* [Problem details]
Word for word, write out all of the data below.

[Data items]
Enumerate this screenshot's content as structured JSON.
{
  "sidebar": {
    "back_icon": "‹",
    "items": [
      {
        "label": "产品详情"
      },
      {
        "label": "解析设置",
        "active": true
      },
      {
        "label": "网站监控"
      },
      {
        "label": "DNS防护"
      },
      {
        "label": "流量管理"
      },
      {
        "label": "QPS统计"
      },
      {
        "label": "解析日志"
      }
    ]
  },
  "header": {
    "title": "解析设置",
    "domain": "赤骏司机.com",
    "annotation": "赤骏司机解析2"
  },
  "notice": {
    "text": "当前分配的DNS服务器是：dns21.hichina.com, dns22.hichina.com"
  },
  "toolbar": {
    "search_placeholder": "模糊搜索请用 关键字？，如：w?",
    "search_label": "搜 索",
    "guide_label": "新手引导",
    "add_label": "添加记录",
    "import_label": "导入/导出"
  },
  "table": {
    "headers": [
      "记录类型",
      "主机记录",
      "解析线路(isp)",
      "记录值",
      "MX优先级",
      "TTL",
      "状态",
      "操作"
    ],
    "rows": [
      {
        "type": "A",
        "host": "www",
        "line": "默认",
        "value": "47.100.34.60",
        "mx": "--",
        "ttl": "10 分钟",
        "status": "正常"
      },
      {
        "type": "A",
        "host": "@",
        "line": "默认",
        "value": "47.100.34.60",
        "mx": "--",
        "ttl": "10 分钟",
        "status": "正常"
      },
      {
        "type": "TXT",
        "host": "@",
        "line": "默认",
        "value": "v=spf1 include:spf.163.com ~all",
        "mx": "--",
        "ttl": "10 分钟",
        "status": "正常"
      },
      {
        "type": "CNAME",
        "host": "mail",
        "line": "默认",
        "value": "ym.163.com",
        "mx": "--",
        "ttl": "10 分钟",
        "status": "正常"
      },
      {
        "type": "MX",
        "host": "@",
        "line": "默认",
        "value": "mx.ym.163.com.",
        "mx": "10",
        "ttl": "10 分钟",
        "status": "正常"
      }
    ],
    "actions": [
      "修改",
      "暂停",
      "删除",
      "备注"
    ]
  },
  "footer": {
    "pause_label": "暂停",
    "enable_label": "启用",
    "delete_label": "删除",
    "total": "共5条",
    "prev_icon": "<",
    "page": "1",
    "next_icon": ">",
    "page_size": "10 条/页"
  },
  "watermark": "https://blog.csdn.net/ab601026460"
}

* [Task answer]
Enumerate this screenshot's content as structured JSON.
{
  "sidebar": {
    "back_icon": "‹",
    "items": [
      {
        "label": "产品详情"
      },
      {
        "label": "解析设置",
        "active": true
      },
      {
        "label": "网站监控"
      },
      {
        "label": "DNS防护"
      },
      {
        "label": "流量管理"
      },
      {
        "label": "QPS统计"
      },
      {
        "label": "解析日志"
      }
    ]
  },
  "header": {
    "title": "解析设置",
    "domain": "赤骏司机.com",
    "annotation": "赤骏司机解析2"
  },
  "notice": {
    "text": "当前分配的DNS服务器是：dns21.hichina.com, dns22.hichina.com"
  },
  "toolbar": {
    "search_placeholder": "模糊搜索请用 关键字？，如：w?",
    "search_label": "搜 索",
    "guide_label": "新手引导",
    "add_label": "添加记录",
    "import_label": "导入/导出"
  },
  "table": {
    "headers": [
      "记录类型",
      "主机记录",
      "解析线路(isp)",
      "记录值",
      "MX优先级",
      "TTL",
      "状态",
      "操作"
    ],
    "rows": [
      {
        "type": "A",
        "host": "www",
        "line": "默认",
        "value": "47.100.34.60",
        "mx": "--",
        "ttl": "10 分钟",
        "status": "正常"
      },
      {
        "type": "A",
        "host": "@",
        "line": "默认",
        "value": "47.100.34.60",
        "mx": "--",
        "ttl": "10 分钟",
        "status": "正常"
      },
      {
        "type": "TXT",
        "host": "@",
        "line": "默认",
        "value": "v=spf1 include:spf.163.com ~all",
        "mx": "--",
        "ttl": "10 分钟",
        "status": "正常"
      },
      {
        "type": "CNAME",
        "host": "mail",
        "line": "默认",
        "value": "ym.163.com",
        "mx": "--",
        "ttl": "10 分钟",
        "status": "正常"
      },
      {
        "type": "MX",
        "host": "@",
        "line": "默认",
        "value": "mx.ym.163.com.",
        "mx": "10",
        "ttl": "10 分钟",
        "status": "正常"
      }
    ],
    "actions": [
      "修改",
      "暂停",
      "删除",
      "备注"
    ]
  },
  "footer": {
    "pause_label": "暂停",
    "enable_label": "启用",
    "delete_label": "删除",
    "total": "共5条",
    "prev_icon": "<",
    "page": "1",
    "next_icon": ">",
    "page_size": "10 条/页"
  },
  "watermark": "https://blog.csdn.net/ab601026460"
}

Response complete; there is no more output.